Premier Robert Ghiz says a year-long examination of Ottawa's Employment Insurance changes by the Atlantic premiers was a step in the right direction, despite some key information still missing from the study.
The report, released Monday, was meant to document the premier’s concerns about changes on this region's seasonal economy.
The study was launched a year ago, and was meant to build an argument against the EI changes that the premiers could then take to Ottawa.
But some argue the worst fears over the changes have yet to be proven.
The report said without detailed statistical analysis of the EI claimant data, it's not able to provide a detailed examination of actual effects. It said that work should be done in future.
"It’s too early yet to tell exactly what the damage will be on our economy,” said Ghiz.
“We know in P.E.I. that its going to be about a $20 million hit to our local economy here."
It was Ian MacPherson, the executive director of the P.E.I. Fishermen's Association, who held hearings on the Island last winter to hear directly from EI claimants.
"I think there is some good core data there and what the premiers do with that i guess we will see,” said MacPherson.

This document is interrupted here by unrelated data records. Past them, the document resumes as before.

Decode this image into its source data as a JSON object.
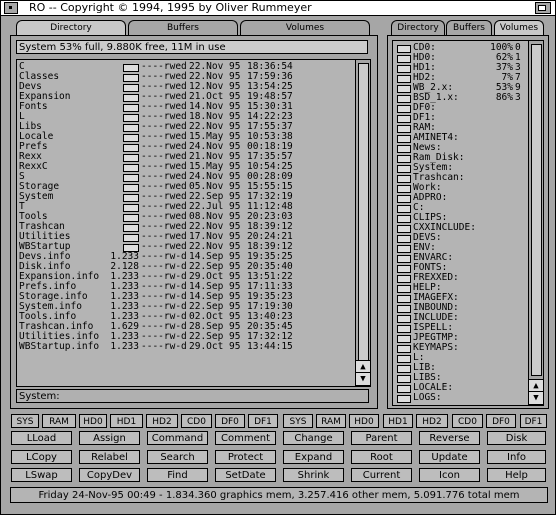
{
  "window": {
    "title": "RO -- Copyright © 1994, 1995 by Oliver Rummeyer"
  },
  "left_tabs": [
    "Directory",
    "Buffers",
    "Volumes"
  ],
  "right_tabs": [
    "Directory",
    "Buffers",
    "Volumes"
  ],
  "status": "System  53% full, 9.880K free, 11M in use",
  "path": "System:",
  "files": [
    {
      "name": "C",
      "size": "",
      "prot": "----rwed",
      "date": "22.Nov 95",
      "time": "18:36:54",
      "dir": true
    },
    {
      "name": "Classes",
      "size": "",
      "prot": "----rwed",
      "date": "22.Nov 95",
      "time": "17:59:36",
      "dir": true
    },
    {
      "name": "Devs",
      "size": "",
      "prot": "----rwed",
      "date": "12.Nov 95",
      "time": "13:54:25",
      "dir": true
    },
    {
      "name": "Expansion",
      "size": "",
      "prot": "----rwed",
      "date": "21.Oct 95",
      "time": "19:48:57",
      "dir": true
    },
    {
      "name": "Fonts",
      "size": "",
      "prot": "----rwed",
      "date": "14.Nov 95",
      "time": "15:30:31",
      "dir": true
    },
    {
      "name": "L",
      "size": "",
      "prot": "----rwed",
      "date": "18.Nov 95",
      "time": "14:22:23",
      "dir": true
    },
    {
      "name": "Libs",
      "size": "",
      "prot": "----rwed",
      "date": "22.Nov 95",
      "time": "17:55:37",
      "dir": true
    },
    {
      "name": "Locale",
      "size": "",
      "prot": "----rwed",
      "date": "15.May 95",
      "time": "10:53:38",
      "dir": true
    },
    {
      "name": "Prefs",
      "size": "",
      "prot": "----rwed",
      "date": "24.Nov 95",
      "time": "00:18:19",
      "dir": true
    },
    {
      "name": "Rexx",
      "size": "",
      "prot": "----rwed",
      "date": "21.Nov 95",
      "time": "17:35:57",
      "dir": true
    },
    {
      "name": "RexxC",
      "size": "",
      "prot": "----rwed",
      "date": "15.May 95",
      "time": "10:54:25",
      "dir": true
    },
    {
      "name": "S",
      "size": "",
      "prot": "----rwed",
      "date": "24.Nov 95",
      "time": "00:28:09",
      "dir": true
    },
    {
      "name": "Storage",
      "size": "",
      "prot": "----rwed",
      "date": "05.Nov 95",
      "time": "15:55:15",
      "dir": true
    },
    {
      "name": "System",
      "size": "",
      "prot": "----rwed",
      "date": "22.Sep 95",
      "time": "17:32:19",
      "dir": true
    },
    {
      "name": "T",
      "size": "",
      "prot": "----rwed",
      "date": "22.Jul 95",
      "time": "11:12:48",
      "dir": true
    },
    {
      "name": "Tools",
      "size": "",
      "prot": "----rwed",
      "date": "08.Nov 95",
      "time": "20:23:03",
      "dir": true
    },
    {
      "name": "Trashcan",
      "size": "",
      "prot": "----rwed",
      "date": "22.Nov 95",
      "time": "18:39:12",
      "dir": true
    },
    {
      "name": "Utilities",
      "size": "",
      "prot": "----rwed",
      "date": "17.Nov 95",
      "time": "20:24:21",
      "dir": true
    },
    {
      "name": "WBStartup",
      "size": "",
      "prot": "----rwed",
      "date": "22.Nov 95",
      "time": "18:39:12",
      "dir": true
    },
    {
      "name": "Devs.info",
      "size": "1.233",
      "prot": "----rw-d",
      "date": "14.Sep 95",
      "time": "19:35:25",
      "dir": false
    },
    {
      "name": "Disk.info",
      "size": "2.128",
      "prot": "----rw-d",
      "date": "22.Sep 95",
      "time": "20:35:40",
      "dir": false
    },
    {
      "name": "Expansion.info",
      "size": "1.233",
      "prot": "----rw-d",
      "date": "29.Oct 95",
      "time": "13:51:22",
      "dir": false
    },
    {
      "name": "Prefs.info",
      "size": "1.233",
      "prot": "----rw-d",
      "date": "14.Sep 95",
      "time": "17:11:33",
      "dir": false
    },
    {
      "name": "Storage.info",
      "size": "1.233",
      "prot": "----rw-d",
      "date": "14.Sep 95",
      "time": "19:35:23",
      "dir": false
    },
    {
      "name": "System.info",
      "size": "1.233",
      "prot": "----rw-d",
      "date": "22.Sep 95",
      "time": "17:19:30",
      "dir": false
    },
    {
      "name": "Tools.info",
      "size": "1.233",
      "prot": "----rw-d",
      "date": "02.Oct 95",
      "time": "13:40:23",
      "dir": false
    },
    {
      "name": "Trashcan.info",
      "size": "1.629",
      "prot": "----rw-d",
      "date": "28.Sep 95",
      "time": "20:35:45",
      "dir": false
    },
    {
      "name": "Utilities.info",
      "size": "1.233",
      "prot": "----rw-d",
      "date": "22.Sep 95",
      "time": "17:32:12",
      "dir": false
    },
    {
      "name": "WBStartup.info",
      "size": "1.233",
      "prot": "----rw-d",
      "date": "29.Oct 95",
      "time": "13:44:15",
      "dir": false
    }
  ],
  "volumes": [
    {
      "name": "CD0:",
      "pct": "100%",
      "n": "0"
    },
    {
      "name": "HD0:",
      "pct": "62%",
      "n": "1"
    },
    {
      "name": "HD1:",
      "pct": "37%",
      "n": "3"
    },
    {
      "name": "HD2:",
      "pct": "7%",
      "n": "7"
    },
    {
      "name": "WB_2.x:",
      "pct": "53%",
      "n": "9"
    },
    {
      "name": "BSD_1.x:",
      "pct": "86%",
      "n": "3"
    },
    {
      "name": "DF0:",
      "pct": "",
      "n": ""
    },
    {
      "name": "DF1:",
      "pct": "",
      "n": ""
    },
    {
      "name": "RAM:",
      "pct": "",
      "n": ""
    },
    {
      "name": "AMINET4:",
      "pct": "",
      "n": ""
    },
    {
      "name": "News:",
      "pct": "",
      "n": ""
    },
    {
      "name": "Ram_Disk:",
      "pct": "",
      "n": ""
    },
    {
      "name": "System:",
      "pct": "",
      "n": ""
    },
    {
      "name": "Trashcan:",
      "pct": "",
      "n": ""
    },
    {
      "name": "Work:",
      "pct": "",
      "n": ""
    },
    {
      "name": "ADPRO:",
      "pct": "",
      "n": ""
    },
    {
      "name": "C:",
      "pct": "",
      "n": ""
    },
    {
      "name": "CLIPS:",
      "pct": "",
      "n": ""
    },
    {
      "name": "CXXINCLUDE:",
      "pct": "",
      "n": ""
    },
    {
      "name": "DEVS:",
      "pct": "",
      "n": ""
    },
    {
      "name": "ENV:",
      "pct": "",
      "n": ""
    },
    {
      "name": "ENVARC:",
      "pct": "",
      "n": ""
    },
    {
      "name": "FONTS:",
      "pct": "",
      "n": ""
    },
    {
      "name": "FREXXED:",
      "pct": "",
      "n": ""
    },
    {
      "name": "HELP:",
      "pct": "",
      "n": ""
    },
    {
      "name": "IMAGEFX:",
      "pct": "",
      "n": ""
    },
    {
      "name": "INBOUND:",
      "pct": "",
      "n": ""
    },
    {
      "name": "INCLUDE:",
      "pct": "",
      "n": ""
    },
    {
      "name": "ISPELL:",
      "pct": "",
      "n": ""
    },
    {
      "name": "JPEGTMP:",
      "pct": "",
      "n": ""
    },
    {
      "name": "KEYMAPS:",
      "pct": "",
      "n": ""
    },
    {
      "name": "L:",
      "pct": "",
      "n": ""
    },
    {
      "name": "LIB:",
      "pct": "",
      "n": ""
    },
    {
      "name": "LIBS:",
      "pct": "",
      "n": ""
    },
    {
      "name": "LOCALE:",
      "pct": "",
      "n": ""
    },
    {
      "name": "LOGS:",
      "pct": "",
      "n": ""
    }
  ],
  "drive_buttons": [
    "SYS",
    "RAM",
    "HD0",
    "HD1",
    "HD2",
    "CD0",
    "DF0",
    "DF1",
    "SYS",
    "RAM",
    "HD0",
    "HD1",
    "HD2",
    "CD0",
    "DF0",
    "DF1"
  ],
  "action_rows": [
    [
      "LLoad",
      "Assign",
      "Command",
      "Comment",
      "Change",
      "Parent",
      "Reverse",
      "Disk"
    ],
    [
      "LCopy",
      "Relabel",
      "Search",
      "Protect",
      "Expand",
      "Root",
      "Update",
      "Info"
    ],
    [
      "LSwap",
      "CopyDev",
      "Find",
      "SetDate",
      "Shrink",
      "Current",
      "Icon",
      "Help"
    ]
  ],
  "footer": "Friday 24-Nov-95 00:49 - 1.834.360 graphics mem, 3.257.416 other mem, 5.091.776 total mem"
}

He said issues like out-migration should be debated.
Ghiz will have a chance to address his concerns to Federal Employment Minister Jason Kenney who will be on the Island for a meeting of labour ministers next week.
He said one of the concerns he will discuss with Kenney is the fish plants that are threatening to close because they can't find enough Island workers, saying they need temporary foreign workers to fill the void.
"Talk to different people working in the fish plant, go talk to someone who is on EI and find out why they’re not working in a fish plant,” said Ghiz. “I think you'll discover that the answer is not black and white.”
Ghiz said he will be walking Kenney through a fish plant when they meet next week.